New technologies such as 5G, Internet of Things (IoT), and smart grid technologies are reshaping the role of electrical engineers. For instance, the IoT market is expected to grow to $1.1 trillion by 2026, creating significant opportunities for electrical engineers.

Adapting to Change

Staying current with these advancements is crucial. Engineers often attend workshops, webinars, and conferences to keep up-to-date. Case studies, like the integration of 5G in urban infrastructure, illustrate how engineers adapt to technological shifts.

Challenges and Solutions

  • Common Challenges in the Field. Electrical engineers face technical challenges, such as designing systems that are both efficient and sustainable. Ethical considerations, like ensuring data privacy in IoT applications, are also paramount.
  • Problem-Solving Strategies. Effective problem-solving involves a combination of technical expertise, creativity, and teamwork. Collaborative projects, often multidisciplinary, are common in tackling complex engineering challenges.

The Global Perspective

Electrical Engineering in Different Countries

The field varies globally.
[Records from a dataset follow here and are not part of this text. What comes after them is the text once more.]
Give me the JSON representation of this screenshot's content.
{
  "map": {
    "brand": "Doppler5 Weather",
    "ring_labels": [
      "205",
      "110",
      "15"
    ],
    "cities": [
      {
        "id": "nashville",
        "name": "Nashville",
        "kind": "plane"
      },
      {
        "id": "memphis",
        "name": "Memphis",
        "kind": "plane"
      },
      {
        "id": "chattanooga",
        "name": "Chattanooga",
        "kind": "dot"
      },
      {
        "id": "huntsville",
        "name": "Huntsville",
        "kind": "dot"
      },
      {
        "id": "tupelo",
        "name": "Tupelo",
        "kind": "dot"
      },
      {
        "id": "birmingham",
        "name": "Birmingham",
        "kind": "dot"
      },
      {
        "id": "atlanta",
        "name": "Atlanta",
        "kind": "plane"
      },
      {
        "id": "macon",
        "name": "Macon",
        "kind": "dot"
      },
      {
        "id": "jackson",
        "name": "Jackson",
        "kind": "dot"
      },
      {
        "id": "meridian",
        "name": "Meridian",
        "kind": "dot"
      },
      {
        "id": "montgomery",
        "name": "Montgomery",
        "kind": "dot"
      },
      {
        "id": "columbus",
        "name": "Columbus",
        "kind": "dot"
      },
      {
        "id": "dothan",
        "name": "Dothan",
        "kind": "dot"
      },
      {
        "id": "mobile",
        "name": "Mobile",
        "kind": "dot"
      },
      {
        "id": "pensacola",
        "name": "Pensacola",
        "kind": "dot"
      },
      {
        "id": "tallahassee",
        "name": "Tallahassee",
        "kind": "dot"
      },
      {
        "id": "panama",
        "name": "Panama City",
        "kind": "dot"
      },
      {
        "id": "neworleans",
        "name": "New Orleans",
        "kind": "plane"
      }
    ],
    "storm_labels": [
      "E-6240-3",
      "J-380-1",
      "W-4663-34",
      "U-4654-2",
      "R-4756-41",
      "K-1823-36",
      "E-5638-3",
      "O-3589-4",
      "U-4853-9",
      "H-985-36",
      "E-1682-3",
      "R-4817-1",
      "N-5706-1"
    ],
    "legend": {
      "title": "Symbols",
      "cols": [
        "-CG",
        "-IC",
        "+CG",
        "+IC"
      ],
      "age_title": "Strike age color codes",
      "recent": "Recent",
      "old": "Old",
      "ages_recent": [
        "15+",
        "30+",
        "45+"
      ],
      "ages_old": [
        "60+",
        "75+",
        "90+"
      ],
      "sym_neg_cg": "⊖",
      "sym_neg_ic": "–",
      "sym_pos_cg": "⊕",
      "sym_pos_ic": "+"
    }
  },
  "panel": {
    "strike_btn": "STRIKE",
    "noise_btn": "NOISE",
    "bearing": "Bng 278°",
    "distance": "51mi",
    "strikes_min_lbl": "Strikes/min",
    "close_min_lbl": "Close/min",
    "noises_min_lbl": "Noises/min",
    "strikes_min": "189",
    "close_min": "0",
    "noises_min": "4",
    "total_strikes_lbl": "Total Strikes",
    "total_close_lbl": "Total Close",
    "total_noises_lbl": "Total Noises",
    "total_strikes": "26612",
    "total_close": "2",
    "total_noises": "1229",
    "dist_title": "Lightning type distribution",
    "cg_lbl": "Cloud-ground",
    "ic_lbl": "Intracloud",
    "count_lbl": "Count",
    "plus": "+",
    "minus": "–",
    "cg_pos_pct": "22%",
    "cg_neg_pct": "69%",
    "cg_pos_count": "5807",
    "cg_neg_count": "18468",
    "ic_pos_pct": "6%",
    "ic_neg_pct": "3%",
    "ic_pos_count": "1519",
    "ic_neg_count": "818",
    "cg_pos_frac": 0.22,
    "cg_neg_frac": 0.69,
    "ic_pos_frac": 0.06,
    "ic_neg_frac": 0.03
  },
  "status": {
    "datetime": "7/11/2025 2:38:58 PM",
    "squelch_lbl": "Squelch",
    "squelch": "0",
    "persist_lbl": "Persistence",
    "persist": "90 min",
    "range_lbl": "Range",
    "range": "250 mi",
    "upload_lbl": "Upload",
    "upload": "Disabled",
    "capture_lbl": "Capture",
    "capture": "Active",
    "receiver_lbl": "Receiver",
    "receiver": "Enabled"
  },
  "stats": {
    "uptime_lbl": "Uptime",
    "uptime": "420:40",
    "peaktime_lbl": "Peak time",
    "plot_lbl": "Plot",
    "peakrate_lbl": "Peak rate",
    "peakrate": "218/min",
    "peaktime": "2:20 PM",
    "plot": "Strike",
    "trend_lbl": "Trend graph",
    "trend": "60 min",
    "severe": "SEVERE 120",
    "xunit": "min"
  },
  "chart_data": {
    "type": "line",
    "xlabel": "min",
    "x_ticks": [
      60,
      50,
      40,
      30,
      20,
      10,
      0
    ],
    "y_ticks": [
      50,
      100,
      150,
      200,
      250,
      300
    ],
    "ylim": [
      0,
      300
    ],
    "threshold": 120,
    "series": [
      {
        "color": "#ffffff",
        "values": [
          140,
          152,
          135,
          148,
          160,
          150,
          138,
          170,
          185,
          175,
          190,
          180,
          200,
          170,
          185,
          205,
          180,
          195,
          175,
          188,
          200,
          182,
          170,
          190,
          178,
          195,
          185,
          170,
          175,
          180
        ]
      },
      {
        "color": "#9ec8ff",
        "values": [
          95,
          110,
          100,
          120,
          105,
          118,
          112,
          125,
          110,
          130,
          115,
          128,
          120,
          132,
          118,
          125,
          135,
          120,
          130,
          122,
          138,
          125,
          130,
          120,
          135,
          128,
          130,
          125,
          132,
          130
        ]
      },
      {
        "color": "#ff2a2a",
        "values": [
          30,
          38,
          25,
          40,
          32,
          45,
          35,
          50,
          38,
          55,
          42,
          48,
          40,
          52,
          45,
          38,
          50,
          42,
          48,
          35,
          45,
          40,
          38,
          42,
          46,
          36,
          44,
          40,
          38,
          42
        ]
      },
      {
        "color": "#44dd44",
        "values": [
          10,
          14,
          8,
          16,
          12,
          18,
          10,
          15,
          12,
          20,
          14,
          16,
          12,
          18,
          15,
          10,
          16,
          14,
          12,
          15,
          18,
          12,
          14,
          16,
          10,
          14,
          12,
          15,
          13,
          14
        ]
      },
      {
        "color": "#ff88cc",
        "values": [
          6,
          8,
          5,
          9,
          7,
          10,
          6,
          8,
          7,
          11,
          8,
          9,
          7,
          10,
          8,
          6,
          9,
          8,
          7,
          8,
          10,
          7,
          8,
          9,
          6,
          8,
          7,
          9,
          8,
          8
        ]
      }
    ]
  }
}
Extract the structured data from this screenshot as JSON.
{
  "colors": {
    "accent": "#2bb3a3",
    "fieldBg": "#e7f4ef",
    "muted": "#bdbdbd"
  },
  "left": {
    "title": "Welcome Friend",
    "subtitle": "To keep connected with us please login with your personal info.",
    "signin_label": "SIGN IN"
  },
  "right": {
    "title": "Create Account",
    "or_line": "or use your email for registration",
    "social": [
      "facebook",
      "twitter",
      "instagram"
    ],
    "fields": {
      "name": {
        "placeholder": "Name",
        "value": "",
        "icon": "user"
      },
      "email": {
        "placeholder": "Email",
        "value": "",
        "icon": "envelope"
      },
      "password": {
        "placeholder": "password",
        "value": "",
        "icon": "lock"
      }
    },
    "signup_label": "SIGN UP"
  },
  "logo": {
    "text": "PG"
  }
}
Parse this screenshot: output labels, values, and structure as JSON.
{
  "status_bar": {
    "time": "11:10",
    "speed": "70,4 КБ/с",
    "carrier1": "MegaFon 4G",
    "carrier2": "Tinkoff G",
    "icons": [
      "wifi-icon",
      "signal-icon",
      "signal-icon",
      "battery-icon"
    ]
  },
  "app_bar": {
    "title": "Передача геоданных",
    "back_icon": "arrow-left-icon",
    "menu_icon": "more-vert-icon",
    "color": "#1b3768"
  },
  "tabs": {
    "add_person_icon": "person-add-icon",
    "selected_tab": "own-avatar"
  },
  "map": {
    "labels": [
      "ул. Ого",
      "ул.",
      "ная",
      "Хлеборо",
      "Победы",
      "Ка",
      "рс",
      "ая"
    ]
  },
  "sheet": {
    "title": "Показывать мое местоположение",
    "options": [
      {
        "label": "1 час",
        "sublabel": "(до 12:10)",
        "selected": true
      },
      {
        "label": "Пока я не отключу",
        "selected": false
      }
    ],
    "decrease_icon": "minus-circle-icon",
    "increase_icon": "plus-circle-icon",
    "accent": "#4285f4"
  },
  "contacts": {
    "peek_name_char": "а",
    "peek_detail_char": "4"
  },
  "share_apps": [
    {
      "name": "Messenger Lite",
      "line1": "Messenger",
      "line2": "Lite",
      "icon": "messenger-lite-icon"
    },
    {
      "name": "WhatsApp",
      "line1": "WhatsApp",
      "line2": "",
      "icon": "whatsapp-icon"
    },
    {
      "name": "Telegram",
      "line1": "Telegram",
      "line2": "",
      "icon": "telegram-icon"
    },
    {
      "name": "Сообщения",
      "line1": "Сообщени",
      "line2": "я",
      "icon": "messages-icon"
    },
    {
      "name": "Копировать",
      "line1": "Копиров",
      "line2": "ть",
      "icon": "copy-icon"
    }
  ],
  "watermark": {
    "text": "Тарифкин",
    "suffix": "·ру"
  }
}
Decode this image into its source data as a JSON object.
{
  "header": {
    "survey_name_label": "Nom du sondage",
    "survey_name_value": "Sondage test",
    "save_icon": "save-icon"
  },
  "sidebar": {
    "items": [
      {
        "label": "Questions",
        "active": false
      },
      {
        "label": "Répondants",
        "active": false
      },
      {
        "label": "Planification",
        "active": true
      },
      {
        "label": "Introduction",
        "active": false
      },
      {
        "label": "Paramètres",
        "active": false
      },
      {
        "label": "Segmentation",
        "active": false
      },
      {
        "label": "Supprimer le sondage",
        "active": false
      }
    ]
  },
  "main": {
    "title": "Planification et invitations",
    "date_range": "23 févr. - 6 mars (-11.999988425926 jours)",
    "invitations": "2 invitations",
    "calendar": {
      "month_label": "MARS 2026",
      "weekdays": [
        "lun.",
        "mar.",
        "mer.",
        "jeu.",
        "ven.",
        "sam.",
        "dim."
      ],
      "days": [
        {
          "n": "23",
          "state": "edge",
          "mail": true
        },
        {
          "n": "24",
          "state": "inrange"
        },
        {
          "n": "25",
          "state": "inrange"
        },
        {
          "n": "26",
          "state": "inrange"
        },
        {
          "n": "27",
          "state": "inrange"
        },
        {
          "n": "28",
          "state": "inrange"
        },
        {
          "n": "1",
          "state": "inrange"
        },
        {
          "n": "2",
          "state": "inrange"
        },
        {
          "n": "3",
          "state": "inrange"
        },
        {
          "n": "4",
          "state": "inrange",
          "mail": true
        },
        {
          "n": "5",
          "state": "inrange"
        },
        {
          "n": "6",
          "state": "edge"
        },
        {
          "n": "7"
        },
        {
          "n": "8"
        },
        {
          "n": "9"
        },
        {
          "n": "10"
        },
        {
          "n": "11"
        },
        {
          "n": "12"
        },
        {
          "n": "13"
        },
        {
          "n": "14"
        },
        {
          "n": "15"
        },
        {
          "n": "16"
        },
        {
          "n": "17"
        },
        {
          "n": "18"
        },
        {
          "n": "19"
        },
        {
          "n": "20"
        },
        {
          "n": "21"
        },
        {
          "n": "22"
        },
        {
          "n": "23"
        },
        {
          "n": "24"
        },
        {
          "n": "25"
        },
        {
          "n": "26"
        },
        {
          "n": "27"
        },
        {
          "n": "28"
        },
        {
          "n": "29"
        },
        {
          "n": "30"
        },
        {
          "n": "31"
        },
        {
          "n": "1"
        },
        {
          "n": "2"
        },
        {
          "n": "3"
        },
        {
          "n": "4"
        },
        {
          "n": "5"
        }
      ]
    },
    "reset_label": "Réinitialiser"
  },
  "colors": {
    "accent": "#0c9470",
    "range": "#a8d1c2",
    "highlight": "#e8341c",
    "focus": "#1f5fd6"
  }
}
For example, European countries might focus more on renewable energy technologies compared to other regions. International collaboration, such as the ITER project for nuclear fusion, highlights the global nature of the field.

Global Challenges and Opportunities

Electrical engineers play a critical role in addressing global challenges like climate change and energy security. Cross-border projects in renewable energy, like the North Sea Wind Power Hub, demonstrate the global impact of the field.

Professional Development and Resources

Continuing Education

Ongoing education is essential. Online platforms like Coursera and edX offer courses in advanced electrical engineering topics, allowing professionals to stay abreast of new developments.

Professional Organizations and Communities

Organizations like IEEE provide resources for professional development, networking opportunities, and access to the latest research. Local chapters and online forums offer platforms for community involvement and knowledge sharing.